I swore I wasn't going to use those crazy wet suit stripper people. I watched them last year and it just seemed like a painful process the way people threw themselves down on the ground and got de-peeled. But, sure enough right when I got into transition and gazed upon all the helpful volunteers begging to de-wetsuit me, I went for it. I did try to find some nice calm looking ladies to do the job. It was uneventful and in what seemed like 3 seconds I was back on my feet, wetsuit in hand searching for my swim to bike transition bag.

Found the bag and hopped my way over all the other bags to the change tent. There were TONS of women in there. Although a 1:09 was a great time for me, there are lots and lots of ladies that are faster and thus the change tent was packed. I was happy to find a chair and a volunteer to help me. I pulled my tri shorts down to my ankles, sat my wet butt on a chair, and dumped out my bag on the ground. I planned to change to a pair of biking shorts, but I decided not to at the last minute. I pulled my wet tri shorts back up, put on my socks and cycling shoes (not allowed to leave shoes on bike unless you are a pro), put on my helmet and sunglasses and got the heck out of there. The lady helping me shouted that she would pack all my stuff up as I ran out the tent door.

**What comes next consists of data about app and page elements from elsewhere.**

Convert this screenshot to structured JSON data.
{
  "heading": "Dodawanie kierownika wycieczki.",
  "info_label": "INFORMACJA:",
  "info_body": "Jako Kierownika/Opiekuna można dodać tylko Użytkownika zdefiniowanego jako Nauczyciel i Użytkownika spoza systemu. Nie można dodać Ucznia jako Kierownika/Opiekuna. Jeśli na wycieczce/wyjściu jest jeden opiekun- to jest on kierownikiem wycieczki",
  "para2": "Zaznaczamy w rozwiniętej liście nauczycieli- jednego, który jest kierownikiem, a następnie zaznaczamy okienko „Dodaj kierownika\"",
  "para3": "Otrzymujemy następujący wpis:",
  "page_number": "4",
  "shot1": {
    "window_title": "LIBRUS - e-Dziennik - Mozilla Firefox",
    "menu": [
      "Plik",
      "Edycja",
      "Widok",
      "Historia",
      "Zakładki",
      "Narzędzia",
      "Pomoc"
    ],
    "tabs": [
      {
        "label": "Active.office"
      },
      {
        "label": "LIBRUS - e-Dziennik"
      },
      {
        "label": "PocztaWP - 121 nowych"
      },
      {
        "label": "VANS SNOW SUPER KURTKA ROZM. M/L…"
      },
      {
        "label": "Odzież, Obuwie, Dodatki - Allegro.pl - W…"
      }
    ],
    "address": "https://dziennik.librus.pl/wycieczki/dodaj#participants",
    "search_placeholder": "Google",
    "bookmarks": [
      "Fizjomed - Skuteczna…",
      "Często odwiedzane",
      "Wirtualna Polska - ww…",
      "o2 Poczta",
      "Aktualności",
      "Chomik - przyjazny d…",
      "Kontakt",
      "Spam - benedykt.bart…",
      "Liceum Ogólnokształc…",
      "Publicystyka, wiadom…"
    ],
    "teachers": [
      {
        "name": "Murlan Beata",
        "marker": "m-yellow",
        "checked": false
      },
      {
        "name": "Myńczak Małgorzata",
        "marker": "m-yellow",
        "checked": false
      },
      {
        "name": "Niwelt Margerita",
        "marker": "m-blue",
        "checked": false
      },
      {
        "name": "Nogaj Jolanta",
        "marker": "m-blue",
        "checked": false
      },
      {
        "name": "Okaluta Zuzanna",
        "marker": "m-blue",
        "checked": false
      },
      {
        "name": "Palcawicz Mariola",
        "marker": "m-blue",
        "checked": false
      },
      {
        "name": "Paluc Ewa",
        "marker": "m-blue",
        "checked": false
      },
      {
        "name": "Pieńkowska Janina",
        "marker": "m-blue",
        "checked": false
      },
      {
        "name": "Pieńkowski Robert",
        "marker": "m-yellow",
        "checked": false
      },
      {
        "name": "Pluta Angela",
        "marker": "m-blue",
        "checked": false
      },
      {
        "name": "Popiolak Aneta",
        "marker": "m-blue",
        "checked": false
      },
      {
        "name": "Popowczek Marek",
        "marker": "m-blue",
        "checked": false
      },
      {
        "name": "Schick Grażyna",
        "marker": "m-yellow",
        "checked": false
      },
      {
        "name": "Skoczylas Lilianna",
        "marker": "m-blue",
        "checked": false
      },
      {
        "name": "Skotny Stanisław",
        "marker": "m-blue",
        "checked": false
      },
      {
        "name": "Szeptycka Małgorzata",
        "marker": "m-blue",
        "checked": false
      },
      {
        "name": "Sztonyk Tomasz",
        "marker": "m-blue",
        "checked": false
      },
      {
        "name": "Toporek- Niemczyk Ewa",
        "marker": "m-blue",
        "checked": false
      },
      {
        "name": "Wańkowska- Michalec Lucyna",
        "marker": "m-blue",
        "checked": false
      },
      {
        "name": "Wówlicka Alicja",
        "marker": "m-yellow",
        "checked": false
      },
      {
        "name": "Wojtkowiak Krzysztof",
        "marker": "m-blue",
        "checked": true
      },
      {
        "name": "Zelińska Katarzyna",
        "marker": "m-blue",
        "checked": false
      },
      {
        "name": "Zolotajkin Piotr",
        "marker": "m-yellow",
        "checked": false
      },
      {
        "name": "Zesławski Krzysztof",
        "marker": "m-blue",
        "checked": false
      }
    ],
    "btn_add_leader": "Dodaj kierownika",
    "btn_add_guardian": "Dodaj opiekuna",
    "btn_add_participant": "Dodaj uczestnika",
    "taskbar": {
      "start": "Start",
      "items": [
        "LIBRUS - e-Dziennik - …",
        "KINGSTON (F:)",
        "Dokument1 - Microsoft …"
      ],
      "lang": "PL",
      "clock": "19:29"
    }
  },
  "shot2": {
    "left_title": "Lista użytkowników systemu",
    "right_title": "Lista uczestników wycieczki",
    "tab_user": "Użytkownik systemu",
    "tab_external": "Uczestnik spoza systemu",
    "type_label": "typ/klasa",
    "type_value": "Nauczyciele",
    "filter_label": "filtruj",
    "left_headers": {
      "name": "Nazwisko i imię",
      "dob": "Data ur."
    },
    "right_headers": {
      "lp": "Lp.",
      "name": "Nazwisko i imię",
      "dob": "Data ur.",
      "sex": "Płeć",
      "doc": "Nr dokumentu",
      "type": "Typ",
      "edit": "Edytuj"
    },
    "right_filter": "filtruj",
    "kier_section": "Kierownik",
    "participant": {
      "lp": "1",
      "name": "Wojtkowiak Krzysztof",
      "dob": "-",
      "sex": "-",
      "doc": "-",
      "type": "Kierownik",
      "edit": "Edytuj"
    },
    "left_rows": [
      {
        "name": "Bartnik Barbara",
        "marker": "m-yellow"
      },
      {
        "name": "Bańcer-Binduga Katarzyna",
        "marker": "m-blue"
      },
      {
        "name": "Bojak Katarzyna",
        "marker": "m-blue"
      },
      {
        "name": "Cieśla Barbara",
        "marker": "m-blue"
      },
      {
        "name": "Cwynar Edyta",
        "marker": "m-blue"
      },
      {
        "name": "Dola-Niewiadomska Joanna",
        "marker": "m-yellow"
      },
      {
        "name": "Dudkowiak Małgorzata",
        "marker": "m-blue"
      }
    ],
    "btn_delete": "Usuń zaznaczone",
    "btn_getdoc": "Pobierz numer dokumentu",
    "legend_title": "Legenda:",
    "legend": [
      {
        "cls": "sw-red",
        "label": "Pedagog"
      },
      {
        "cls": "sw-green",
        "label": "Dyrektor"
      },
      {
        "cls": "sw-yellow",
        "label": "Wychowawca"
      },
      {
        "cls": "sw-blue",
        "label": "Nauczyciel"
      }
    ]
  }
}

I grabbed my bike which was in the most awesome spot on earth, right on the end, and I skedaddled out of the transition. Most people spend about 5 minutes in transition, I was there for 2:34. And although they say it doesn't matter, well, I jumped up quite a few places in my age group due to that speedy T1, so I'll take it.

I mounted my bike and off I went...